**Your task:** Would you print the data below exactly, leaving out every picture?

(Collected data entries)

"""

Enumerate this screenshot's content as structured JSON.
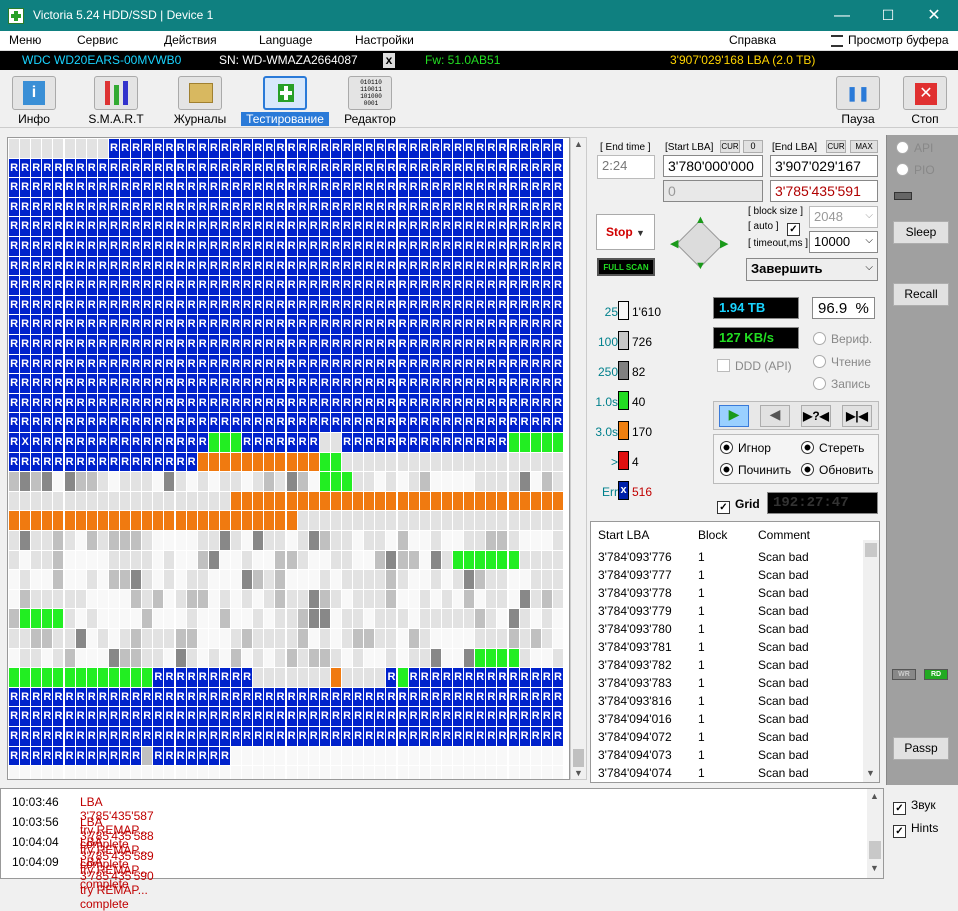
{
  "titlebar": {
    "title": "Victoria 5.24 HDD/SSD | Device 1",
    "minimize": "—",
    "maximize": "☐",
    "close": "✕"
  },
  "menu": {
    "items": [
      "Меню",
      "Сервис",
      "Действия",
      "Language",
      "Настройки",
      "Справка"
    ],
    "clipboard": "Просмотр буфера"
  },
  "device": {
    "model": "WDC WD20EARS-00MVWB0",
    "serial": "SN: WD-WMAZA2664087",
    "x": "x",
    "firmware": "Fw: 51.0AB51",
    "capacity": "3'907'029'168 LBA (2.0 TB)"
  },
  "toolbar": {
    "info": "Инфо",
    "smart": "S.M.A.R.T",
    "journals": "Журналы",
    "testing": "Тестирование",
    "editor": "Редактор",
    "pause": "Пауза",
    "stop": "Стоп",
    "pause_glyph": "❚❚",
    "stop_glyph": "✕",
    "info_glyph": "i",
    "editor_glyph": "010110 110011 101000 0001"
  },
  "scan": {
    "end_time_label": "[ End time ]",
    "end_time_value": "2:24",
    "start_lba_label": "[Start LBA]",
    "cur_label": "CUR",
    "cur_value": "0",
    "end_lba_label": "[End LBA]",
    "cur2_label": "CUR",
    "max_label": "MAX",
    "start_lba": "3'780'000'000",
    "end_lba": "3'907'029'167",
    "position_lba": "0",
    "current_lba": "3'785'435'591",
    "stop_button": "Stop",
    "full_scan": "FULL SCAN",
    "block_size_label": "[ block size ]",
    "auto_label": "[ auto ]",
    "block_size_value": "2048",
    "timeout_label": "[ timeout,ms ]",
    "timeout_value": "10000",
    "finish_action": "Завершить"
  },
  "legend": [
    {
      "label": "25",
      "count": "1'610",
      "color": "#f8f8f8"
    },
    {
      "label": "100",
      "count": "726",
      "color": "#c8c8c8"
    },
    {
      "label": "250",
      "count": "82",
      "color": "#808080"
    },
    {
      "label": "1.0s",
      "count": "40",
      "color": "#22dd22"
    },
    {
      "label": "3.0s",
      "count": "170",
      "color": "#f08010"
    },
    {
      "label": ">",
      "count": "4",
      "color": "#e01010"
    },
    {
      "label": "Err",
      "count": "516",
      "color": "#0022aa",
      "mark": "x"
    }
  ],
  "stats": {
    "processed": "1.94 TB",
    "percent": "96.9",
    "percent_sign": "%",
    "speed": "127 KB/s",
    "ddd": "DDD (API)",
    "verify": "Вериф.",
    "read": "Чтение",
    "write": "Запись",
    "ignore": "Игнор",
    "erase": "Стереть",
    "repair": "Починить",
    "refresh": "Обновить",
    "grid": "Grid",
    "timer": "192:27:47"
  },
  "right_panel": {
    "api": "API",
    "pio": "PIO",
    "sleep": "Sleep",
    "recall": "Recall",
    "wr": "WR",
    "rd": "RD",
    "passp": "Passp",
    "sound": "Звук",
    "hints": "Hints"
  },
  "lba_table": {
    "headers": [
      "Start LBA",
      "Block",
      "Comment"
    ],
    "rows": [
      [
        "3'784'093'776",
        "1",
        "Scan bad"
      ],
      [
        "3'784'093'777",
        "1",
        "Scan bad"
      ],
      [
        "3'784'093'778",
        "1",
        "Scan bad"
      ],
      [
        "3'784'093'779",
        "1",
        "Scan bad"
      ],
      [
        "3'784'093'780",
        "1",
        "Scan bad"
      ],
      [
        "3'784'093'781",
        "1",
        "Scan bad"
      ],
      [
        "3'784'093'782",
        "1",
        "Scan bad"
      ],
      [
        "3'784'093'783",
        "1",
        "Scan bad"
      ],
      [
        "3'784'093'816",
        "1",
        "Scan bad"
      ],
      [
        "3'784'094'016",
        "1",
        "Scan bad"
      ],
      [
        "3'784'094'072",
        "1",
        "Scan bad"
      ],
      [
        "3'784'094'073",
        "1",
        "Scan bad"
      ],
      [
        "3'784'094'074",
        "1",
        "Scan bad"
      ]
    ]
  },
  "log": [
    {
      "time": "10:03:46",
      "msg": "LBA 3'785'435'587 try REMAP... complete"
    },
    {
      "time": "10:03:56",
      "msg": "LBA 3'785'435'588 try REMAP... complete"
    },
    {
      "time": "10:04:04",
      "msg": "LBA 3'785'435'589 try REMAP... complete"
    },
    {
      "time": "10:04:09",
      "msg": "LBA 3'785'435'590 try REMAP... complete"
    }
  ],
  "scan_map": {
    "legend_key": "B=bad/remapped R, X=error, W=light, L=light gray, G=gray, D=dark gray, g=green, o=orange, r=red",
    "rows": [
      "LLLLLLLLLLLLLLLLLLLLLLLLLLLLLLLLLLLLLLLLLLLLLLLLLLLLLLLLLLLLLLLLLLLLLLLLLLLLLLLLLLLLLLLLLLLLLLLLLLLLLLLLLL",
      "RRRRRRRRRRRRRRRRRRRRRRRRRRRRRRRRRRRRRRRRRRRRRRRRRRRRRRRRRR"
    ]
  }
}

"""

**Solution to the exercise:**
Enumerate this screenshot's content as structured JSON.
{
  "titlebar": {
    "title": "Victoria 5.24 HDD/SSD | Device 1",
    "minimize": "—",
    "maximize": "☐",
    "close": "✕"
  },
  "menu": {
    "items": [
      "Меню",
      "Сервис",
      "Действия",
      "Language",
      "Настройки",
      "Справка"
    ],
    "clipboard": "Просмотр буфера"
  },
  "device": {
    "model": "WDC WD20EARS-00MVWB0",
    "serial": "SN: WD-WMAZA2664087",
    "x": "x",
    "firmware": "Fw: 51.0AB51",
    "capacity": "3'907'029'168 LBA (2.0 TB)"
  },
  "toolbar": {
    "info": "Инфо",
    "smart": "S.M.A.R.T",
    "journals": "Журналы",
    "testing": "Тестирование",
    "editor": "Редактор",
    "pause": "Пауза",
    "stop": "Стоп",
    "pause_glyph": "❚❚",
    "stop_glyph": "✕",
    "info_glyph": "i",
    "editor_glyph": "010110 110011 101000 0001"
  },
  "scan": {
    "end_time_label": "[ End time ]",
    "end_time_value": "2:24",
    "start_lba_label": "[Start LBA]",
    "cur_label": "CUR",
    "cur_value": "0",
    "end_lba_label": "[End LBA]",
    "cur2_label": "CUR",
    "max_label": "MAX",
    "start_lba": "3'780'000'000",
    "end_lba": "3'907'029'167",
    "position_lba": "0",
    "current_lba": "3'785'435'591",
    "stop_button": "Stop",
    "full_scan": "FULL SCAN",
    "block_size_label": "[ block size ]",
    "auto_label": "[ auto ]",
    "block_size_value": "2048",
    "timeout_label": "[ timeout,ms ]",
    "timeout_value": "10000",
    "finish_action": "Завершить"
  },
  "legend": [
    {
      "label": "25",
      "count": "1'610",
      "color": "#f8f8f8"
    },
    {
      "label": "100",
      "count": "726",
      "color": "#c8c8c8"
    },
    {
      "label": "250",
      "count": "82",
      "color": "#808080"
    },
    {
      "label": "1.0s",
      "count": "40",
      "color": "#22dd22"
    },
    {
      "label": "3.0s",
      "count": "170",
      "color": "#f08010"
    },
    {
      "label": ">",
      "count": "4",
      "color": "#e01010"
    },
    {
      "label": "Err",
      "count": "516",
      "color": "#0022aa",
      "mark": "x"
    }
  ],
  "stats": {
    "processed": "1.94 TB",
    "percent": "96.9",
    "percent_sign": "%",
    "speed": "127 KB/s",
    "ddd": "DDD (API)",
    "verify": "Вериф.",
    "read": "Чтение",
    "write": "Запись",
    "ignore": "Игнор",
    "erase": "Стереть",
    "repair": "Починить",
    "refresh": "Обновить",
    "grid": "Grid",
    "timer": "192:27:47"
  },
  "right_panel": {
    "api": "API",
    "pio": "PIO",
    "sleep": "Sleep",
    "recall": "Recall",
    "wr": "WR",
    "rd": "RD",
    "passp": "Passp",
    "sound": "Звук",
    "hints": "Hints"
  },
  "lba_table": {
    "headers": [
      "Start LBA",
      "Block",
      "Comment"
    ],
    "rows": [
      [
        "3'784'093'776",
        "1",
        "Scan bad"
      ],
      [
        "3'784'093'777",
        "1",
        "Scan bad"
      ],
      [
        "3'784'093'778",
        "1",
        "Scan bad"
      ],
      [
        "3'784'093'779",
        "1",
        "Scan bad"
      ],
      [
        "3'784'093'780",
        "1",
        "Scan bad"
      ],
      [
        "3'784'093'781",
        "1",
        "Scan bad"
      ],
      [
        "3'784'093'782",
        "1",
        "Scan bad"
      ],
      [
        "3'784'093'783",
        "1",
        "Scan bad"
      ],
      [
        "3'784'093'816",
        "1",
        "Scan bad"
      ],
      [
        "3'784'094'016",
        "1",
        "Scan bad"
      ],
      [
        "3'784'094'072",
        "1",
        "Scan bad"
      ],
      [
        "3'784'094'073",
        "1",
        "Scan bad"
      ],
      [
        "3'784'094'074",
        "1",
        "Scan bad"
      ]
    ]
  },
  "log": [
    {
      "time": "10:03:46",
      "msg": "LBA 3'785'435'587 try REMAP... complete"
    },
    {
      "time": "10:03:56",
      "msg": "LBA 3'785'435'588 try REMAP... complete"
    },
    {
      "time": "10:04:04",
      "msg": "LBA 3'785'435'589 try REMAP... complete"
    },
    {
      "time": "10:04:09",
      "msg": "LBA 3'785'435'590 try REMAP... complete"
    }
  ],
  "scan_map": {
    "legend_key": "B=bad/remapped R, X=error, W=light, L=light gray, G=gray, D=dark gray, g=green, o=orange, r=red",
    "rows": [
      "LLLLLLLLLLLLLLLLLLLLLLLLLLLLLLLLLLLLLLLLLLLLLLLLLLLLLLLLLLLLLLLLLLLLLLLLLLLLLLLLLLLLLLLLLLLLLLLLLLLLLLLLLL",
      "RRRRRRRRRRRRRRRRRRRRRRRRRRRRRRRRRRRRRRRRRRRRRRRRRRRRRRRRRR"
    ]
  }
}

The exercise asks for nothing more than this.